Many people with a work injury claim or L&I claim reach out to me during their workers’ compensation appeal. The Board of Industrial Insurance Appeals (also known as BIIA or the Board) is the first establishment for a workers’ compensation claim appeal in Washington State.
About the Board of Industrial Insurance Appeals
The Board of Industrial Insurance Appeals is the state agency that hears workers compensation claim disputes. The Board is entirely separate from the Department of Labor and Industries (L&I). Said differently, the BIIA and L&I are not the same agency.
When L&I makes a written decision, any party can appeal the decision to the Board. For me, I’m often involved in disputes over decisions that relate to an industrial injury or occupational disease. However, the Board hears other kinds of disputes too. For example, these include safety citations under Washington Industrial Safety and Health Act (or WISHA). Another example is disputes over employer premium assessment and classification.
The BIIA is led by 3 full-time members. The Washington State governor appoints each member for 6 year overlapping terms. More explicitly, each member represents a different sector with vested interest in workers’ compensation matters. One member represents the public. Then, the second member represents the labor force. Finally, the third member is a business representative. Ultimately, the three members of the BIIA are responsible for making the final decision in every dispute. In addition, these members manage the agency as an organization.
Workers compensation appeals: Steps in the appeal process
When L&I makes a decision in writing, if either party disagrees with the decision, that party can appeal it to the BIIA. The disputing party must file the appeal within 60 days since they received the decision from L&I. The easiest and most efficient way to file an appeal is through the Board’s website.
Like any hearing agency or court, the Board has its own legal ground rules that govern workers compensation appeals. These practice and procedure rules apply to all parties (regardless of whether a party is represented by an attorney). When the Board receives an appeal, it assigns a docket number. Then, it notifies the parties and sends a copy of the appeal to L&I. Once L&I knows there has been an appeal, it has three options: (1) It can notify the BIIA that it is going to reconsider the decision; (2) L&I can change or reverse the decision; or (3) it can send its record to the BIIA so the appeal can proceed. For timing, L&I has 60 days to exercise one of these three steps.
L&I claim and workers compensation appeals: Jurisdiction
If L&I decides to change or reconsider a decision, then the BIIA returns the appeal to L&I for further action. However, if L&I does not, the Board decides if it has jurisdiction or the right to hear the appeal. If it doesn’t, then the Board issues an Order Denying Appeal. If it does, the Board issues an Order Granting Appeal. Furthermore, accompanying that order is a Jurisdictional History. This is as very useful document containing a timeline of the workers compensation claim decisions. This document establishes that the BIIA can indeed hear the appeal. Generally speaking, I ask to see this document every time a work injury claimant contacts me for an L&I claim appeal.

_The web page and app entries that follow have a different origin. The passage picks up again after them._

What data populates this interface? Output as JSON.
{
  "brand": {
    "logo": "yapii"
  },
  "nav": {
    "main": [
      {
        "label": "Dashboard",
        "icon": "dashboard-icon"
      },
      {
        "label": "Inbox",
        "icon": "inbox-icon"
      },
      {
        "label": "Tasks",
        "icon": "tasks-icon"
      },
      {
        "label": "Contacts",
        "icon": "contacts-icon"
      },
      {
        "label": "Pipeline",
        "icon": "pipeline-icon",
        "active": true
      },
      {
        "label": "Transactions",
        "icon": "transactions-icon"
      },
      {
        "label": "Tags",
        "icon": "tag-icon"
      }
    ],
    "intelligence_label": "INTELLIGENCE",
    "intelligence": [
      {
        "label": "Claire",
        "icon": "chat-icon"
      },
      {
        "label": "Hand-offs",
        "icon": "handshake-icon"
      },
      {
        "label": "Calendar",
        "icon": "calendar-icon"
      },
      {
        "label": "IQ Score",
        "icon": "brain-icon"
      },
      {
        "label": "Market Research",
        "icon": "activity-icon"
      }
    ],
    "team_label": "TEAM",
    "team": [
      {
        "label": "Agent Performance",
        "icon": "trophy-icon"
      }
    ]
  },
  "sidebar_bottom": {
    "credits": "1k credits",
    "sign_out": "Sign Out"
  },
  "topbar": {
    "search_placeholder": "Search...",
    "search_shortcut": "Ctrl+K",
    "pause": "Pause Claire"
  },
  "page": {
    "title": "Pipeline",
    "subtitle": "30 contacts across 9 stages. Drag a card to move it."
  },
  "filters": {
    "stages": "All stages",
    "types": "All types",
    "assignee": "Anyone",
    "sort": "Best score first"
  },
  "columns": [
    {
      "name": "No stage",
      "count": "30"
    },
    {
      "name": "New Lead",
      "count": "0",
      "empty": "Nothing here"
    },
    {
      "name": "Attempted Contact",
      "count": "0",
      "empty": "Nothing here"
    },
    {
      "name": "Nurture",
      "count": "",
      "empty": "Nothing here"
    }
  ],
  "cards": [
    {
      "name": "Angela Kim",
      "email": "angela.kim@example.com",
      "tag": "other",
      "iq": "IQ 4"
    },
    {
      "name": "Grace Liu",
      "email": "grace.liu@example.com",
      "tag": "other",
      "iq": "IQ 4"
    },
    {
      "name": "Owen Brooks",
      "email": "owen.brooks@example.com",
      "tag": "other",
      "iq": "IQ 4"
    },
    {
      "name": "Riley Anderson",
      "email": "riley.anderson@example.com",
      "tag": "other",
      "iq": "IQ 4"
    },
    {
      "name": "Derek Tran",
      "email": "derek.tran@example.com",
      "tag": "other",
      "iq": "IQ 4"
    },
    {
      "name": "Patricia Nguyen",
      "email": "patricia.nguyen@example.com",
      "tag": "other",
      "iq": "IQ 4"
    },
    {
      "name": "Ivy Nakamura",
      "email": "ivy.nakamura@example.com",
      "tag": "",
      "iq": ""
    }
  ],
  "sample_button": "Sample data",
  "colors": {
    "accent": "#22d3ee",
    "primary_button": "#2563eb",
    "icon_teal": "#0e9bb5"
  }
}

The BIIA mediation for L&I claim appeals
After an appeal is granted, the Board schedules a mediation. Usually, if all parties have an attorney, then meditation occurs over the telephone. When possible, if one (or both) parties do not have legal representation, then the mediation happens in person. Mediation at the Board is somewhat informal. During mediation, a Board Judge discusses the issues and helps the parties talk about possible resolution, without litigation.

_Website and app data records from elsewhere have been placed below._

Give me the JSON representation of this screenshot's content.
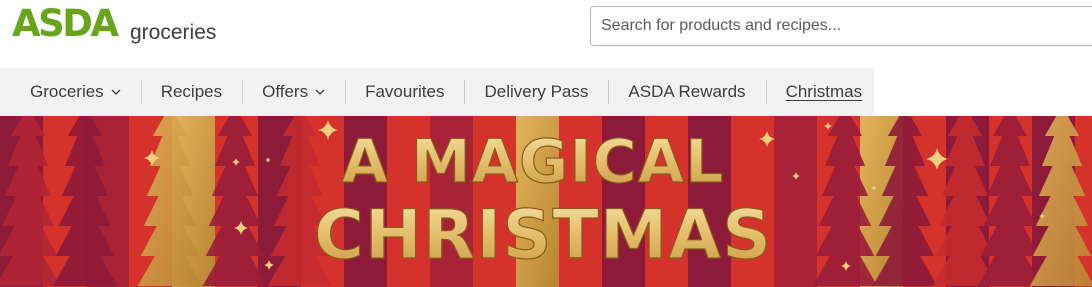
{
  "header": {
    "logo_text": "ASDA",
    "logo_sub": "groceries",
    "search_placeholder": "Search for products and recipes..."
  },
  "nav": {
    "items": [
      {
        "label": "Groceries",
        "has_dropdown": true
      },
      {
        "label": "Recipes",
        "has_dropdown": false
      },
      {
        "label": "Offers",
        "has_dropdown": true
      },
      {
        "label": "Favourites",
        "has_dropdown": false
      },
      {
        "label": "Delivery Pass",
        "has_dropdown": false
      },
      {
        "label": "ASDA Rewards",
        "has_dropdown": false
      },
      {
        "label": "Christmas",
        "has_dropdown": false,
        "active": true
      }
    ]
  },
  "banner": {
    "line1": "A MAGICAL",
    "line2": "CHRISTMAS"
  },
  "colors": {
    "brand_green": "#68a51c",
    "banner_red": "#d6322c",
    "banner_maroon": "#8e1a3a",
    "banner_gold": "#d4a64a"
  }
}
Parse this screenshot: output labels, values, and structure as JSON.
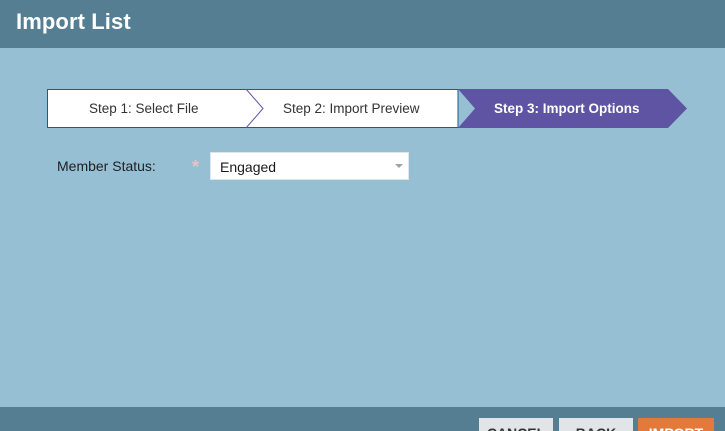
{
  "header": {
    "title": "Import List"
  },
  "steps": [
    {
      "label": "Step 1: Select File",
      "state": "complete"
    },
    {
      "label": "Step 2: Import Preview",
      "state": "complete"
    },
    {
      "label": "Step 3: Import Options",
      "state": "active"
    }
  ],
  "form": {
    "member_status": {
      "label": "Member Status:",
      "required_marker": "*",
      "value": "Engaged"
    }
  },
  "footer": {
    "cancel_label": "CANCEL",
    "back_label": "BACK",
    "import_label": "IMPORT"
  },
  "colors": {
    "header_bg": "#557e93",
    "body_bg": "#96bfd3",
    "active_step": "#5e54a3",
    "import_button": "#e47a3a"
  }
}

The mediation process is confidential. If the parties reach resolution in mediation, it can save litigation expenses and any further delays. Otherwise, the case is sent on to the hearings phase. The hearing judge hosts a conference to establish litigation deadlines. These deadlines include hearing dates and witness confirmation dates. Moreover, they include discovery cutoff dates, motion hearing dates, and testimony completion dates. All these dates are put in a litigation order, which they send to the parties.

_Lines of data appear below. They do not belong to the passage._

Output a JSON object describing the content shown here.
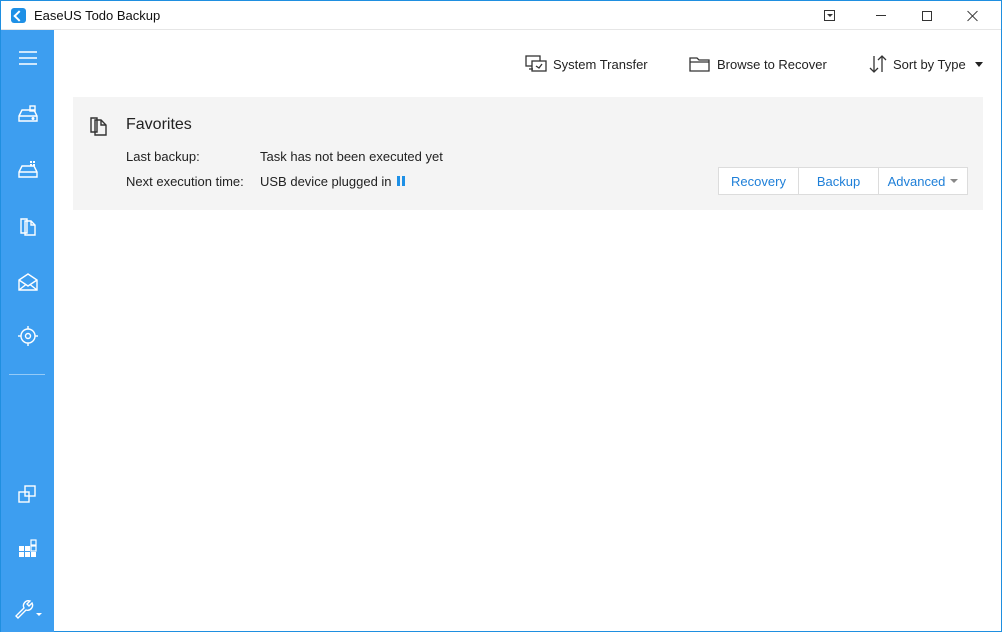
{
  "window": {
    "title": "EaseUS Todo Backup"
  },
  "sidebar": {
    "items": [
      {
        "name": "menu",
        "icon": "hamburger-menu-icon"
      },
      {
        "name": "disk-partition-backup",
        "icon": "disk-backup-icon"
      },
      {
        "name": "system-backup",
        "icon": "system-backup-icon"
      },
      {
        "name": "file-backup",
        "icon": "file-backup-icon"
      },
      {
        "name": "mail-backup",
        "icon": "mail-icon"
      },
      {
        "name": "smart-backup",
        "icon": "target-icon"
      },
      {
        "name": "clone",
        "icon": "clone-icon"
      },
      {
        "name": "system-clone",
        "icon": "windows-grid-icon"
      },
      {
        "name": "tools",
        "icon": "wrench-icon"
      }
    ]
  },
  "toolbar": {
    "system_transfer": "System Transfer",
    "browse_to_recover": "Browse to Recover",
    "sort_by_type": "Sort by Type"
  },
  "task": {
    "title": "Favorites",
    "last_backup_label": "Last backup:",
    "last_backup_value": "Task has not been executed yet",
    "next_execution_label": "Next execution time:",
    "next_execution_value": "USB device plugged in",
    "actions": {
      "recovery": "Recovery",
      "backup": "Backup",
      "advanced": "Advanced"
    }
  },
  "colors": {
    "sidebar": "#3d9ef0",
    "accent": "#1e90e6",
    "card_bg": "#f4f4f4"
  }
}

Burden of proof in workers’ compensation claim appeals
The appealing party has the burden of proving that the L&I claim decision under appeal is incorrect. Practically speaking, meeting the burden of proof requires a medical expert testimony for most issues work injury and work illness matters. Somewhat surprising, the parties don’t have to have an attorney in L&I claim appeals. However, once the appeal proceeds to hearing (and according to the Board):
“The appealing party should consider finding an attorney. An experienced attorney will represent L&I or the self-insured employer. An attorney can negotiate with the opposing parties, help obtain necessary witnesses, and make objections”.
My personal opinion
I agree with the BIIA’s position. Attorneys with significant litigation experience know how to play by the ground rules. On top, they understand the evidence to meet the burden of proof. Failing to present sufficient evidence in a Board appeal will result in an unfavorable decision. Even worse, it’s difficult if not impossible to fix insufficient evidence once the record closes at the Board.
The record becomes the certified record of the case for any further appeals to higher courts. Finally, from there on, there’s no opportunity to present new, more, or better evidence. More detailed information about L&I claim appeals can be found on the Board website at http://www.biia.wa.